In her conclusion the author writes, “This book was not conceived as a contribution to the modern field of Newton studies. While it does unpick the original appearance of various stories and sources that have become standard in any consideration of his life, it is not concerned with understanding Newton or his thoughts. The primary concern was to use the writings of Newton as a means of revealing nineteenth-century attitudes regarding the role of science and its practitioners within contemporary society. Developing from this research, however, was an appreciation of the innovations within both scientific biography and historical practice that these writings represent.” She has perfectly captured the essence of her book in these few lines and her book more than adequately fulfils her ‘primary concern’. I would unreservedly recommend this book to anybody with a serious interest in the biography of Isaac Newton, the development of (British) science in the nineteenth century or the historiography of science all of them can only profit from reading this excellent tome.
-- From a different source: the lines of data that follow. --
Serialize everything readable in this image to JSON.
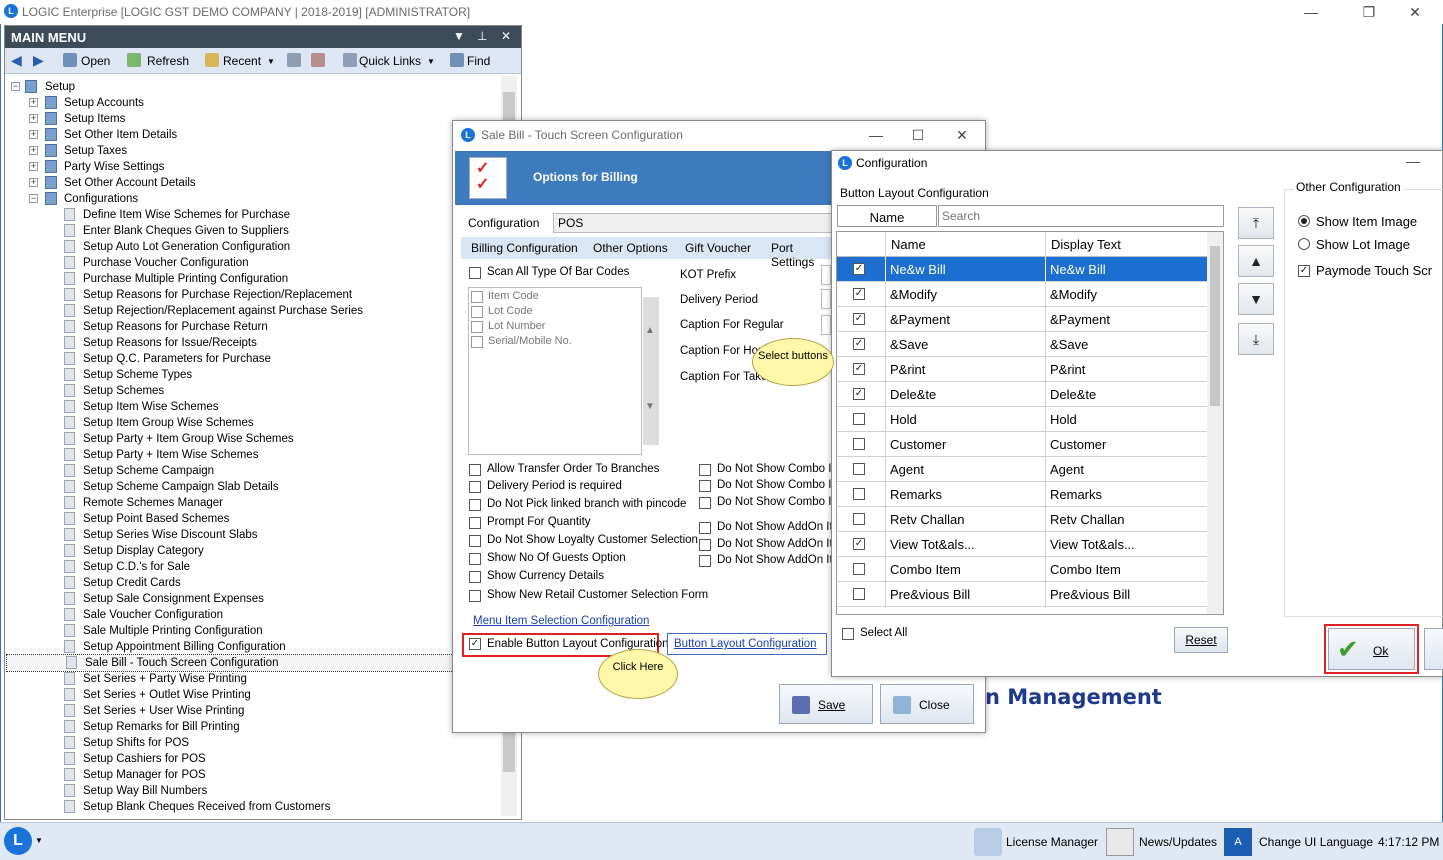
{
  "app": {
    "title": "LOGIC Enterprise [LOGIC GST DEMO COMPANY | 2018-2019] [ADMINISTRATOR]"
  },
  "main_menu": {
    "header": "MAIN MENU",
    "toolbar": {
      "open": "Open",
      "refresh": "Refresh",
      "recent": "Recent",
      "quick_links": "Quick Links",
      "find": "Find"
    },
    "root": "Setup",
    "setup_items": [
      "Setup Accounts",
      "Setup Items",
      "Set Other Item Details",
      "Setup Taxes",
      "Party Wise Settings",
      "Set Other Account Details"
    ],
    "configurations": "Configurations",
    "config_items": [
      "Define Item Wise Schemes for Purchase",
      "Enter Blank Cheques Given to Suppliers",
      "Setup Auto Lot Generation Configuration",
      "Purchase Voucher Configuration",
      "Purchase Multiple Printing Configuration",
      "Setup Reasons for Purchase Rejection/Replacement",
      "Setup Rejection/Replacement against Purchase Series",
      "Setup Reasons for Purchase Return",
      "Setup Reasons for Issue/Receipts",
      "Setup Q.C. Parameters for Purchase",
      "Setup Scheme Types",
      "Setup Schemes",
      "Setup Item Wise Schemes",
      "Setup Item Group Wise Schemes",
      "Setup Party + Item Group Wise Schemes",
      "Setup Party + Item Wise Schemes",
      "Setup Scheme Campaign",
      "Setup Scheme Campaign Slab Details",
      "Remote Schemes Manager",
      "Setup Point Based Schemes",
      "Setup Series Wise Discount Slabs",
      "Setup Display Category",
      "Setup C.D.'s for Sale",
      "Setup Credit Cards",
      "Setup Sale Consignment Expenses",
      "Sale Voucher Configuration",
      "Sale Multiple Printing Configuration",
      "Setup Appointment Billing Configuration",
      "Sale Bill - Touch Screen Configuration",
      "Set Series + Party Wise Printing",
      "Set Series + Outlet Wise Printing",
      "Set Series + User Wise Printing",
      "Setup Remarks for Bill Printing",
      "Setup Shifts for POS",
      "Setup Cashiers for POS",
      "Setup Manager for POS",
      "Setup Way Bill Numbers",
      "Setup Blank Cheques Received from Customers"
    ]
  },
  "sale_bill": {
    "title": "Sale Bill - Touch Screen Configuration",
    "banner": "Options for Billing",
    "config_label": "Configuration",
    "config_value": "POS",
    "tabs": [
      "Billing Configuration",
      "Other Options",
      "Gift Voucher",
      "Port Settings"
    ],
    "scan_all": "Scan All Type Of Bar Codes",
    "barcode_list": [
      "Item Code",
      "Lot Code",
      "Lot Number",
      "Serial/Mobile No."
    ],
    "right_labels": [
      "KOT Prefix",
      "Delivery Period",
      "Caption For Regular",
      "Caption For Home",
      "Caption For Take"
    ],
    "options_left": [
      "Allow Transfer Order To Branches",
      "Delivery Period is required",
      "Do Not Pick linked branch with pincode",
      "Prompt For Quantity",
      "Do Not Show Loyalty Customer Selection",
      "Show No Of Guests Option",
      "Show Currency Details",
      "Show New Retail Customer Selection Form"
    ],
    "options_right": [
      "Do Not Show Combo Ite",
      "Do Not Show Combo Ite",
      "Do Not Show Combo Ite",
      "Do Not Show AddOn Ite",
      "Do Not Show AddOn Ite",
      "Do Not Show AddOn Ite"
    ],
    "menu_link": "Menu Item Selection Configuration",
    "enable_label": "Enable Button Layout Configuration",
    "layout_link": "Button Layout Configuration",
    "save": "Save",
    "close": "Close",
    "callout_click": "Click Here",
    "callout_select": "Select buttons"
  },
  "config_dialog": {
    "title": "Configuration",
    "section": "Button Layout Configuration",
    "name_header": "Name",
    "search_placeholder": "Search",
    "col_name": "Name",
    "col_display": "Display Text",
    "rows": [
      {
        "name": "Ne&w Bill",
        "display": "Ne&w Bill",
        "checked": true,
        "selected": true
      },
      {
        "name": "&Modify",
        "display": "&Modify",
        "checked": true
      },
      {
        "name": "&Payment",
        "display": "&Payment",
        "checked": true
      },
      {
        "name": "&Save",
        "display": "&Save",
        "checked": true
      },
      {
        "name": "P&rint",
        "display": "P&rint",
        "checked": true
      },
      {
        "name": "Dele&te",
        "display": "Dele&te",
        "checked": true
      },
      {
        "name": "Hold",
        "display": "Hold",
        "checked": false
      },
      {
        "name": "Customer",
        "display": "Customer",
        "checked": false
      },
      {
        "name": "Agent",
        "display": "Agent",
        "checked": false
      },
      {
        "name": "Remarks",
        "display": "Remarks",
        "checked": false
      },
      {
        "name": "Retv Challan",
        "display": "Retv Challan",
        "checked": false
      },
      {
        "name": "View Tot&als...",
        "display": "View Tot&als...",
        "checked": true
      },
      {
        "name": "Combo Item",
        "display": "Combo Item",
        "checked": false
      },
      {
        "name": "Pre&vious Bill",
        "display": "Pre&vious Bill",
        "checked": false
      }
    ],
    "select_all": "Select All",
    "reset": "Reset",
    "other_config": "Other Configuration",
    "show_item_image": "Show Item Image",
    "show_lot_image": "Show Lot Image",
    "paymode_touch": "Paymode Touch Scr",
    "ok": "Ok"
  },
  "background_text": "n Management",
  "taskbar": {
    "license": "License Manager",
    "news": "News/Updates",
    "change_lang": "Change UI Language",
    "time": "4:17:12 PM"
  }
}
1) Recreating Newton: Newtonian Biography and the Making of Nineteenth-Century History of Science, Rebekah Higgitt, Pickering & Chatto, London, 2007.
2) I am strangely qualified to review this book, as two of my serious excursions into the history of science are/were extensive researches into the life and work of Isaac Newton and research into the history of British algebra of logic in the nineteenth- century. I have actually read and studied a large number of Newton biographies including several of those dealt with by Rebekah. At first glance it may seem the nineteenth-century Newton studies and the algebra of logic have little in common but appearance deceive. Like Rebekah I am more of an external than internal historian of science that is I research the social, cultural, economic etc environments in which science is created rather than the content that the scientists generate. In fact the research project in which I worked for several years was titled ‘social history of formal logic’. The time and milieu in which the algebra of logic was created is exactly the same as that researched by Rebekah in fact reading her book awoke a lot of half forgotten memories. There are even closer connections in the person of De Morgan who is one of the principle agents in Rebekah’s book and who was one of my main research objects. I too researched the Society for the Diffusion of Useful Knowledge, of which De Morgan was a prominent member, and whose English translation of Biot’s Newton biography starts Rebekah’s journey. I even researched in my study of De Morgan his dispute with Sir David Brewster on details of the Newton biography that forms the central part of Recreating Newton. There are other parallels as well but I will stop here before this footnote becomes longer than the main text.
3) An interesting discussion of the footnote can be found in The Footnote a Curious History, Anthony Grafton, Faber & Faber, London, 1997. A book that I would heartily recommend to all lovers of intellectual trivia.